Part two comprises chapters five through ten and is given over to “Virtue, Moral Practices, and Discernment.” This section in many ways represents an application of the first part of the book and Barth’s theological ethic to various areas of concern. Here we must be more brief. Chapter five (“What Shall Parents Teach Their Children?”) and six (“In Search of Real Children: Innocence, Absence and Becoming a Self”) explores the divine command in the realm of parental responsibilities and the vocation of children. Chapter seven (“Love of God and the Moral Meaning of Joy”) analyzes how the affection of joy and the disposition of virtues enable us to feel joy well and can serve as a basis for integrity in the Christian life (note this chapter’s reflection on joy in the thoughts of Karl Barth, Julian of Norwich, and Thomas Aquinas). Chapter eight (“Hiddenness, Disclosure, and the Reality of God: The Practice of Truth Telling”) looks at the practice of truth telling and being truthful. Both Barth and Bonhoeffer’s reflections are brought critically together in this chapter to great effect.
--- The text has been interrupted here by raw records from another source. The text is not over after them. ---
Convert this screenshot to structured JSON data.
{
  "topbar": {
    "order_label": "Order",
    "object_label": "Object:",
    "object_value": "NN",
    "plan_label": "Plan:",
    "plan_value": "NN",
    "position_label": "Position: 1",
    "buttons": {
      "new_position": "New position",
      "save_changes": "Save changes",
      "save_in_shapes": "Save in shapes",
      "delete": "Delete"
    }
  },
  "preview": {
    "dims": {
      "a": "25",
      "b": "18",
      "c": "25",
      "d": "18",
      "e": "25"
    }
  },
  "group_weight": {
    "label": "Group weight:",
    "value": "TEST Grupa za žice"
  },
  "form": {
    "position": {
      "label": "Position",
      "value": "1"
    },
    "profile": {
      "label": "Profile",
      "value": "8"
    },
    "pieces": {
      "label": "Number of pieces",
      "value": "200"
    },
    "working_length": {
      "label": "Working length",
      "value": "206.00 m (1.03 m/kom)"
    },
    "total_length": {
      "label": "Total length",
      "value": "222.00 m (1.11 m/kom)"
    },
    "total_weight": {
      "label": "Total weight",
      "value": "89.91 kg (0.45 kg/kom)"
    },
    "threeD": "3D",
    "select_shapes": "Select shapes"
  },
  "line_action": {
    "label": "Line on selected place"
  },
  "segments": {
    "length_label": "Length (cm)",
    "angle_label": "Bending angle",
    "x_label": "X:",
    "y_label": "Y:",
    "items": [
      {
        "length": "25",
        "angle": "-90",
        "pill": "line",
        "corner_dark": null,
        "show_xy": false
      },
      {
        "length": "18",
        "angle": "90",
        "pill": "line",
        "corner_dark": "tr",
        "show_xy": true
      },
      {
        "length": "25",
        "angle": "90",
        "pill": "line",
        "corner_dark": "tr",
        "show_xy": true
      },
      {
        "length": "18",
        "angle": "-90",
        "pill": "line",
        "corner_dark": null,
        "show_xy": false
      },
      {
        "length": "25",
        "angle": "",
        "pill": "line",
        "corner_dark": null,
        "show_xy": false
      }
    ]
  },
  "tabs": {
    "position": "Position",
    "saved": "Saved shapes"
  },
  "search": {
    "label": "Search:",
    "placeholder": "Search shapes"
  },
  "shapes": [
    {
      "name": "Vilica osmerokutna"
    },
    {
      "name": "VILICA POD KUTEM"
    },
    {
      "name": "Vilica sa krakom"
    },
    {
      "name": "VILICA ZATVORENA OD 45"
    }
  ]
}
Chapter nine (“Practical Wisdom and Integrity”) explores the virtues of prudence and practical wisdom and the sort of “surpassing reasonableness” to which it disposes in the sanctified life of the justified sinner who is reconciled with God in Jesus Christ. Chapter ten (“Desire, Reverence, and Friendship”) is an extensive and free-flowing theological exchange which examines the topic of the love of neighbor.
Weaknesses in the book, if present, were not noted by this reviewer. One of the strengths of this volume, aside from it being a collection of work from a respected, veteran scholar, is that there is a coherent flow to the chapters which readers will likely appreciate. Also, it is always appreciated when an author or editor uses footnotes rather than endnotes - this work has footnotes. An index is included in the volume. The preface to the book is a helpful orientation for readers who may not be as familiar with Barth’s ethical project and Werpehowski’s work within it. Reading a collected volume of this kind from cover to cover is made easier by the applied nature of the second part of the book, which will likely draw the reader along.
The views expressed here are strictly those of the author; they do not necessarily represent the views of the Center for Barth Studies or Princeton Theological Seminary.